Colleges and universities: Stetson University is requiring all employees to be vaccinated by Sept, 30, president Christopher Roellke announced Wednesday. Tampa Bay Times. The United Faculty of Florida is calling on Gov. DeSantis to require face masks on all state college and university campuses. Tallahassee Democrat.
Private school enrollment: Private school enrollment in Florida declined by 8.4 percent last year to end a string of steady growth since the 2010-2011 school year, according to a new report from the Florida Department of Education. The state counted 82 fewer schools, and private education’s share of the state’s total preK-12 enrollment dropped from 12.2 percent to 11.5 percent. Public school enrollment was also down last year, by 2.9 percent, while home education and Florida Virtual School both showed sharp gains. redefinED.

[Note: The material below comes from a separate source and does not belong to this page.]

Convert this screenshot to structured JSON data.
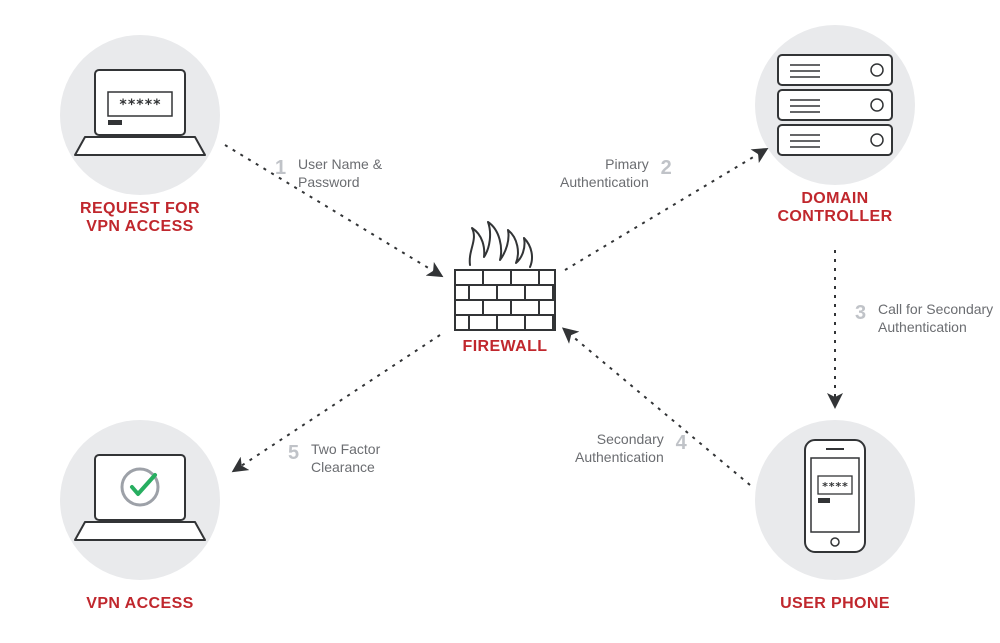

Around the nation: About 1,600 U.S. children were hospitalized with the coronavirus last week, according to the Centers for Disease Control and Prevention. That’s the highest ever in a seven-day period and an increase of 27 percent over last week. Florida doctors said they’re also seeing an increase in the number of children in hospitals. Politico. Associated Press. U.S. Education Secretary Miguel Cardona said he supports mandatory vaccinations for teachers and other school employees. Politico. California has become the first state to require vaccinations or weekly COVID testing for all teachers and other school employees. NPR.
Education podcasts: Nevada state Sen. Heidi Gansert talks with Step Up For Students president Doug Tuthill about the growth of charter schools in her state, the expansion of the state’s tax credit scholarship in the last legislative session, and more. redefinED.
Opinions on schools: It’s refreshing to see local governments standing up to a governor who time and again has not only demonstrated a personal lack of interest in containing COVID-19, but a fierce determination to prevent anyone else from trying to save Floridians from sickness and death. Orlando Sentinel. Florida officials need to spend more time fighting the coronavirus instead of bullying school districts over mask mandates. Gainesville Sun. Since Gov. DeSantis seems to have such an aversion to modest public safety measures to protect against contracting COVID, would he and his family be willing to spend the first week or so of the school year embedded with a large public school system, 8 to 10 hours a day every day, mingling maskless with students, faculty and staff? Daniel Ruth, Tampa Bay Times. What must change in order for the adults in the room to say enough is enough? If it takes the voice of a kid, then I will scream it from the rooftops and I urge my fellow students to join me. We need students to return to school safely. We need to follow science. We need to wear masks to protect ourselves and others from transmitting the virus. Alana M. Nesser, Orlando Sentinel.